What has happened at Jeannie's job seems to be very common. I think that is why many posters lose enthusiasm for the blog. By the time they can check in, most of comments they would have liked to make about the puzzle has already been said.

That shouldn't stop anyone though. There are plenty of other comments to go around and many to be made about previous comments. Sometimes that is the most fun of the day. (Will somebody please say something outrageous, so Windhover will give us a good rant, or Buckeye will give us a good story about "the home".)

Speaking of disappearing, I'm wondering if PJB has recovered from his illness. I hope he is better and will be joining us again very soon.

Jeannie said...

Clearayes...what really got me nailed was an e-mail sweep and I guess I shouldn't pass along all those tidbits (links) some of you send my way. In this day and age, it's better to be safe than sorry if you want to hold onto your job. I do hate the Big Brother thing though, because who the hell cares if you do the crossword puzzle on your lunch hour? It's not like I am surfing the net for porn. I do that at home :)

#1 Lurker that was for you. Or you Windhover...go into a rant about how Big Brother is ruining our society.

Bill G. said...

Clear Ayes said: "I think that is why many posters lose enthusiasm for the blog. By the time they can check in, most of comments they would have liked to make about the puzzle has already been said."

Right. That's true for me too as a left-coaster. It's seldom I can find something worthwhile to add by the time I've solved the puzzle. So I resort to responding to stories about families, recipies, how to put a tilde over an 'n' and other good stuff like that. Still, conversations about that stuff are good too.

carol said...

Hey group, this is my 5th post but had to thank the response to my question about the 'tilde'. Joe asked me because he had apparently been all over the internet trying to find the name of that and I remembered we had a discussion about that some months back. I no sooner posted the question, got your good replies, when I heard him yell up from his 'man-cave/office that he had the answer.
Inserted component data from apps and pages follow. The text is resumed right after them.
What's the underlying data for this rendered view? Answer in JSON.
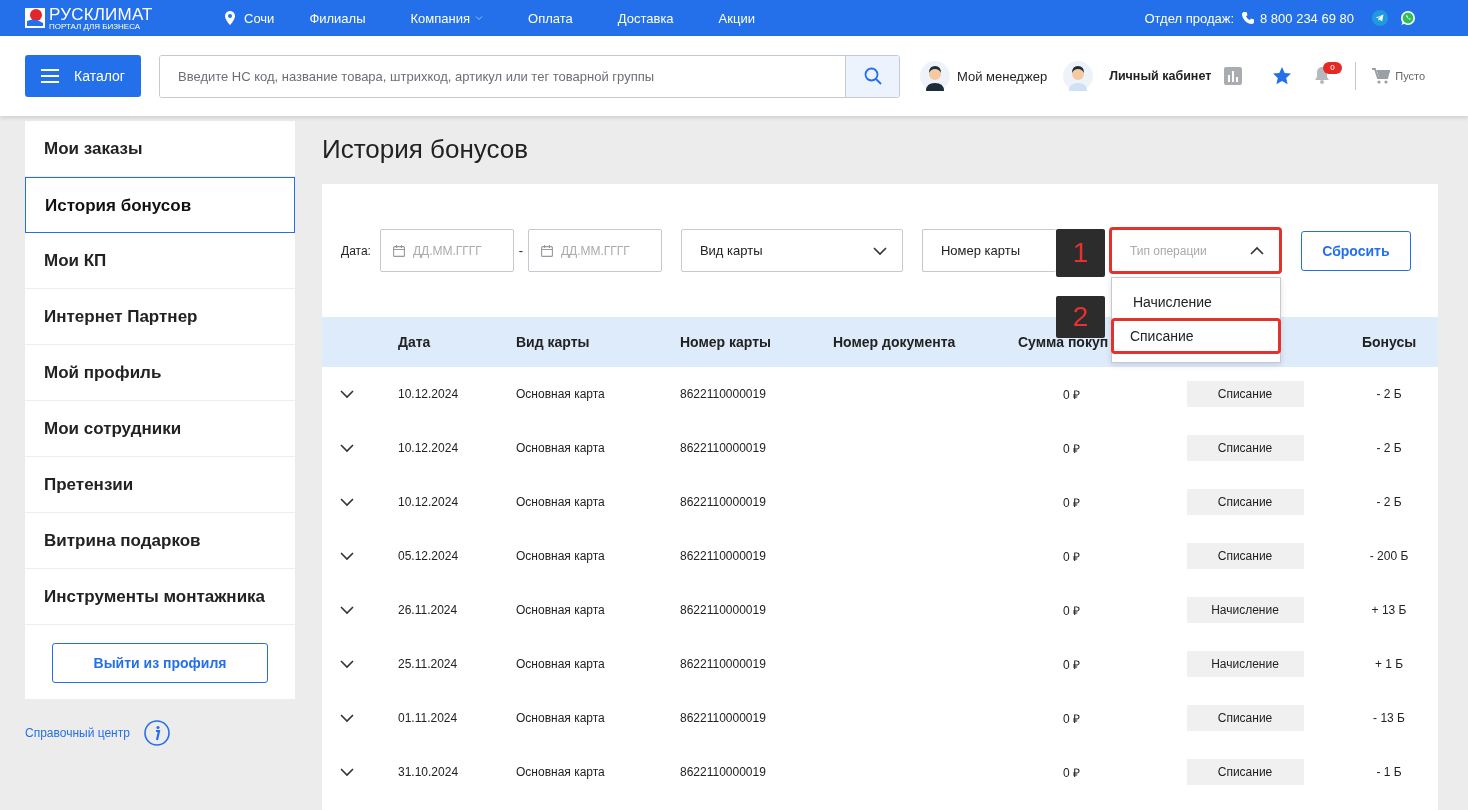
{
  "topbar": {
    "logo": {
      "name": "РУСКЛИМАТ",
      "tagline": "ПОРТАЛ ДЛЯ БИЗНЕСА"
    },
    "city": "Сочи",
    "links": [
      {
        "label": "Филиалы",
        "dropdown": false
      },
      {
        "label": "Компания",
        "dropdown": true
      },
      {
        "label": "Оплата",
        "dropdown": false
      },
      {
        "label": "Доставка",
        "dropdown": false
      },
      {
        "label": "Акции",
        "dropdown": false
      }
    ],
    "sales_label": "Отдел продаж:",
    "phone": "8 800 234 69 80"
  },
  "header": {
    "catalog_button": "Каталог",
    "search": {
      "placeholder": "Введите НС код, название товара, штрихкод, артикул или тег товарной группы"
    },
    "manager": "Мой менеджер",
    "account": "Личный кабинет",
    "notifications_count": "0",
    "cart": "Пусто"
  },
  "sidebar": {
    "items": [
      {
        "label": "Мои заказы",
        "selected": false
      },
      {
        "label": "История бонусов",
        "selected": true
      },
      {
        "label": "Мои КП",
        "selected": false
      },
      {
        "label": "Интернет Партнер",
        "selected": false
      },
      {
        "label": "Мой профиль",
        "selected": false
      },
      {
        "label": "Мои сотрудники",
        "selected": false
      },
      {
        "label": "Претензии",
        "selected": false
      },
      {
        "label": "Витрина подарков",
        "selected": false
      },
      {
        "label": "Инструменты монтажника",
        "selected": false
      }
    ],
    "logout_button": "Выйти из профиля",
    "help_link": "Справочный центр"
  },
  "page_title": "История бонусов",
  "filters": {
    "date_label": "Дата:",
    "date_from": {
      "placeholder": "ДД.ММ.ГГГГ"
    },
    "date_separator": "-",
    "date_to": {
      "placeholder": "ДД.ММ.ГГГГ"
    },
    "card_type": "Вид карты",
    "card_number": "Номер карты",
    "operation_type": {
      "placeholder": "Тип операции",
      "expanded": true,
      "highlighted": true,
      "options": [
        {
          "label": "Начисление",
          "highlighted": false
        },
        {
          "label": "Списание",
          "highlighted": true
        }
      ]
    },
    "reset_button": "Сбросить"
  },
  "annotations": [
    "1",
    "2"
  ],
  "table": {
    "columns": [
      "Дата",
      "Вид карты",
      "Номер карты",
      "Номер документа",
      "Сумма покуп",
      "Бонусы"
    ],
    "rows": [
      {
        "date": "10.12.2024",
        "card_type": "Основная карта",
        "card_number": "8622110000019",
        "sum": "0 ₽",
        "operation": "Списание",
        "bonuses": "- 2 Б"
      },
      {
        "date": "10.12.2024",
        "card_type": "Основная карта",
        "card_number": "8622110000019",
        "sum": "0 ₽",
        "operation": "Списание",
        "bonuses": "- 2 Б"
      },
      {
        "date": "10.12.2024",
        "card_type": "Основная карта",
        "card_number": "8622110000019",
        "sum": "0 ₽",
        "operation": "Списание",
        "bonuses": "- 2 Б"
      },
      {
        "date": "05.12.2024",
        "card_type": "Основная карта",
        "card_number": "8622110000019",
        "sum": "0 ₽",
        "operation": "Списание",
        "bonuses": "- 200 Б"
      },
      {
        "date": "26.11.2024",
        "card_type": "Основная карта",
        "card_number": "8622110000019",
        "sum": "0 ₽",
        "operation": "Начисление",
        "bonuses": "+ 13 Б"
      },
      {
        "date": "25.11.2024",
        "card_type": "Основная карта",
        "card_number": "8622110000019",
        "sum": "0 ₽",
        "operation": "Начисление",
        "bonuses": "+ 1 Б"
      },
      {
        "date": "01.11.2024",
        "card_type": "Основная карта",
        "card_number": "8622110000019",
        "sum": "0 ₽",
        "operation": "Списание",
        "bonuses": "- 13 Б"
      },
      {
        "date": "31.10.2024",
        "card_type": "Основная карта",
        "card_number": "8622110000019",
        "sum": "0 ₽",
        "operation": "Списание",
        "bonuses": "- 1 Б"
      }
    ]
  }
}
Sorry Bill G - I know that was not an earth shaking event, but still, I only wanted to know the name of the little bugger, not what to do with it.. I suppose we could go 'waltzing the tilde'. :)

Dennis said...

And the Phillies stay alive with a win - great game tonight. Two to go.

windhover said...

it's too late, it's already ruined. But it wasn't Big Brother, it was Jeb's "little" brother and his "Uncle" Dick. Come on out right wingnuts, it's open season on predatory birds.

Lemonade714 said...

Windhover, you are a peach. Jeannie, another Lo-li-ta conquest, sorry about work; now you need a Blackberry.

Anonymous said...

"Waiting for the cement truck...."
Which will actually be delivering a load of concrete, (often called ready mixed concrete)which is composed primarily of cement,sand, stone or gravel,and water.
But a lot of people always call it a "cement truck" instead of a "ready mix concrete truck".
Old Sage in Virginia Beach